> Brief:
Below are the records. List every line holding the word "Painted".

- Opening Delimiter -

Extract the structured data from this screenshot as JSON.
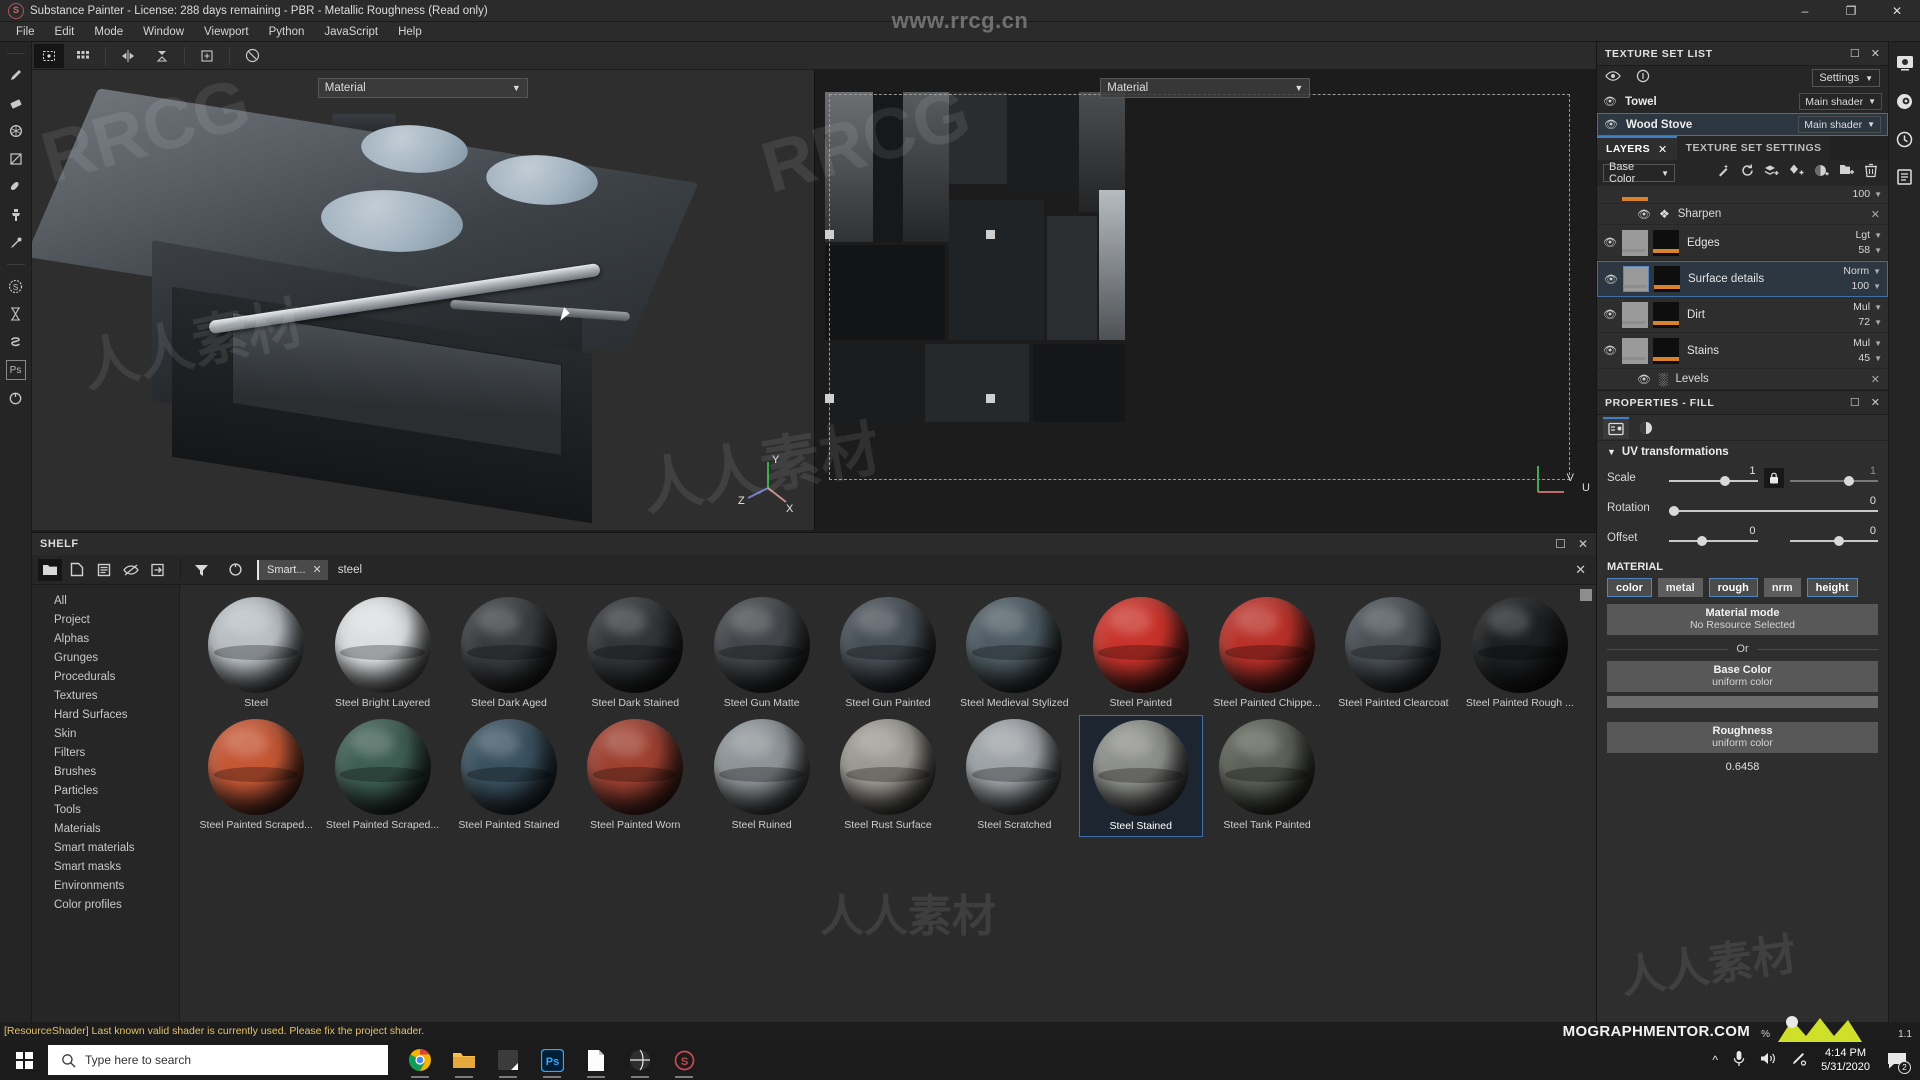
{
  "window": {
    "title": "Substance Painter - License: 288 days remaining - PBR - Metallic Roughness (Read only)",
    "minimize": "–",
    "maximize": "❐",
    "close": "✕"
  },
  "menu": {
    "items": [
      "File",
      "Edit",
      "Mode",
      "Window",
      "Viewport",
      "Python",
      "JavaScript",
      "Help"
    ]
  },
  "watermarks": {
    "url": "www.rrcg.cn",
    "cn": "人人素材",
    "rrcg": "RRCG"
  },
  "viewport3d": {
    "material_dropdown": "Material",
    "axis": {
      "x": "X",
      "y": "Y",
      "z": "Z"
    }
  },
  "viewport2d": {
    "material_dropdown": "Material",
    "u_label": "U",
    "v_label": "V"
  },
  "texture_set_list": {
    "title": "TEXTURE SET LIST",
    "settings_label": "Settings",
    "items": [
      {
        "name": "Towel",
        "shader": "Main shader",
        "selected": false
      },
      {
        "name": "Wood Stove",
        "shader": "Main shader",
        "selected": true
      }
    ]
  },
  "layers_panel": {
    "tabs": [
      {
        "label": "LAYERS",
        "active": true,
        "closable": true
      },
      {
        "label": "TEXTURE SET SETTINGS",
        "active": false,
        "closable": false
      }
    ],
    "channel": "Base Color",
    "rows": [
      {
        "type": "partial",
        "opacity": "100"
      },
      {
        "type": "effect",
        "name": "Sharpen",
        "icon": "sharpen-icon"
      },
      {
        "type": "layer",
        "name": "Edges",
        "blend": "Lgt",
        "opacity": "58",
        "selected": false
      },
      {
        "type": "layer",
        "name": "Surface details",
        "blend": "Norm",
        "opacity": "100",
        "selected": true
      },
      {
        "type": "layer",
        "name": "Dirt",
        "blend": "Mul",
        "opacity": "72",
        "selected": false
      },
      {
        "type": "layer",
        "name": "Stains",
        "blend": "Mul",
        "opacity": "45",
        "selected": false
      },
      {
        "type": "effect",
        "name": "Levels",
        "icon": "levels-icon"
      }
    ]
  },
  "properties": {
    "title": "PROPERTIES - FILL",
    "section": "UV transformations",
    "rows": [
      {
        "label": "Scale",
        "v1": "1",
        "v2": "1",
        "locked": true
      },
      {
        "label": "Rotation",
        "v1": "",
        "v2": "0",
        "locked": false
      },
      {
        "label": "Offset",
        "v1": "0",
        "v2": "0",
        "locked": false
      }
    ],
    "material_title": "MATERIAL",
    "channels": [
      {
        "label": "color",
        "on": true
      },
      {
        "label": "metal",
        "on": false
      },
      {
        "label": "rough",
        "on": true
      },
      {
        "label": "nrm",
        "on": false
      },
      {
        "label": "height",
        "on": true
      }
    ],
    "material_mode": {
      "title": "Material mode",
      "sub": "No Resource Selected"
    },
    "or_label": "Or",
    "base_color": {
      "title": "Base Color",
      "sub": "uniform color"
    },
    "roughness": {
      "title": "Roughness",
      "sub": "uniform color",
      "value": "0.6458"
    }
  },
  "shelf": {
    "title": "SHELF",
    "search_value": "steel",
    "filter_chip": "Smart...",
    "categories": [
      "All",
      "Project",
      "Alphas",
      "Grunges",
      "Procedurals",
      "Textures",
      "Hard Surfaces",
      "Skin",
      "Filters",
      "Brushes",
      "Particles",
      "Tools",
      "Materials",
      "Smart materials",
      "Smart masks",
      "Environments",
      "Color profiles"
    ],
    "items": [
      {
        "name": "Steel",
        "color": "#b9bfc4",
        "selected": false
      },
      {
        "name": "Steel Bright Layered",
        "color": "#dcdfe1",
        "selected": false
      },
      {
        "name": "Steel Dark Aged",
        "color": "#3a3d40",
        "selected": false
      },
      {
        "name": "Steel Dark Stained",
        "color": "#333639",
        "selected": false
      },
      {
        "name": "Steel Gun Matte",
        "color": "#43474b",
        "selected": false
      },
      {
        "name": "Steel Gun Painted",
        "color": "#474f57",
        "selected": false
      },
      {
        "name": "Steel Medieval Stylized",
        "color": "#4e5c64",
        "selected": false
      },
      {
        "name": "Steel Painted",
        "color": "#c8322a",
        "selected": false
      },
      {
        "name": "Steel Painted Chippe...",
        "color": "#b93028",
        "selected": false
      },
      {
        "name": "Steel Painted Clearcoat",
        "color": "#4a5056",
        "selected": false
      },
      {
        "name": "Steel Painted Rough ...",
        "color": "#1d1f21",
        "selected": false
      },
      {
        "name": "Steel Painted Scraped...",
        "color": "#c45634",
        "selected": false
      },
      {
        "name": "Steel Painted Scraped...",
        "color": "#3e5e53",
        "selected": false
      },
      {
        "name": "Steel Painted Stained",
        "color": "#3a5160",
        "selected": false
      },
      {
        "name": "Steel Painted Worn",
        "color": "#9e4030",
        "selected": false
      },
      {
        "name": "Steel Ruined",
        "color": "#8e9498",
        "selected": false
      },
      {
        "name": "Steel Rust Surface",
        "color": "#9d9a93",
        "selected": false
      },
      {
        "name": "Steel Scratched",
        "color": "#9ea3a7",
        "selected": false
      },
      {
        "name": "Steel Stained",
        "color": "#8d8f8a",
        "selected": true
      },
      {
        "name": "Steel Tank Painted",
        "color": "#5d6258",
        "selected": false
      }
    ]
  },
  "status": {
    "message": "[ResourceShader] Last known valid shader is currently used. Please fix the project shader."
  },
  "overlay": {
    "brand": "MOGRAPHMENTOR.COM",
    "percent": "%",
    "version": "1.1"
  },
  "taskbar": {
    "search_placeholder": "Type here to search",
    "apps": [
      "chrome-icon",
      "explorer-icon",
      "notepad-icon",
      "photoshop-icon",
      "file-icon",
      "browser-icon",
      "substance-icon"
    ],
    "tray_icons": [
      "chevron-up-icon",
      "microphone-icon",
      "speaker-icon",
      "pen-icon"
    ],
    "time": "4:14 PM",
    "date": "5/31/2020",
    "notification_count": "2"
  }
}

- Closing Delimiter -

> Task response:
        "name": "Steel Gun Painted",
        "name": "Steel Painted",
        "name": "Steel Painted Chippe...",
        "name": "Steel Painted Clearcoat",
        "name": "Steel Painted Rough ...",
        "name": "Steel Painted Scraped...",
        "name": "Steel Painted Scraped...",
        "name": "Steel Painted Stained",
        "name": "Steel Painted Worn",
        "name": "Steel Tank Painted",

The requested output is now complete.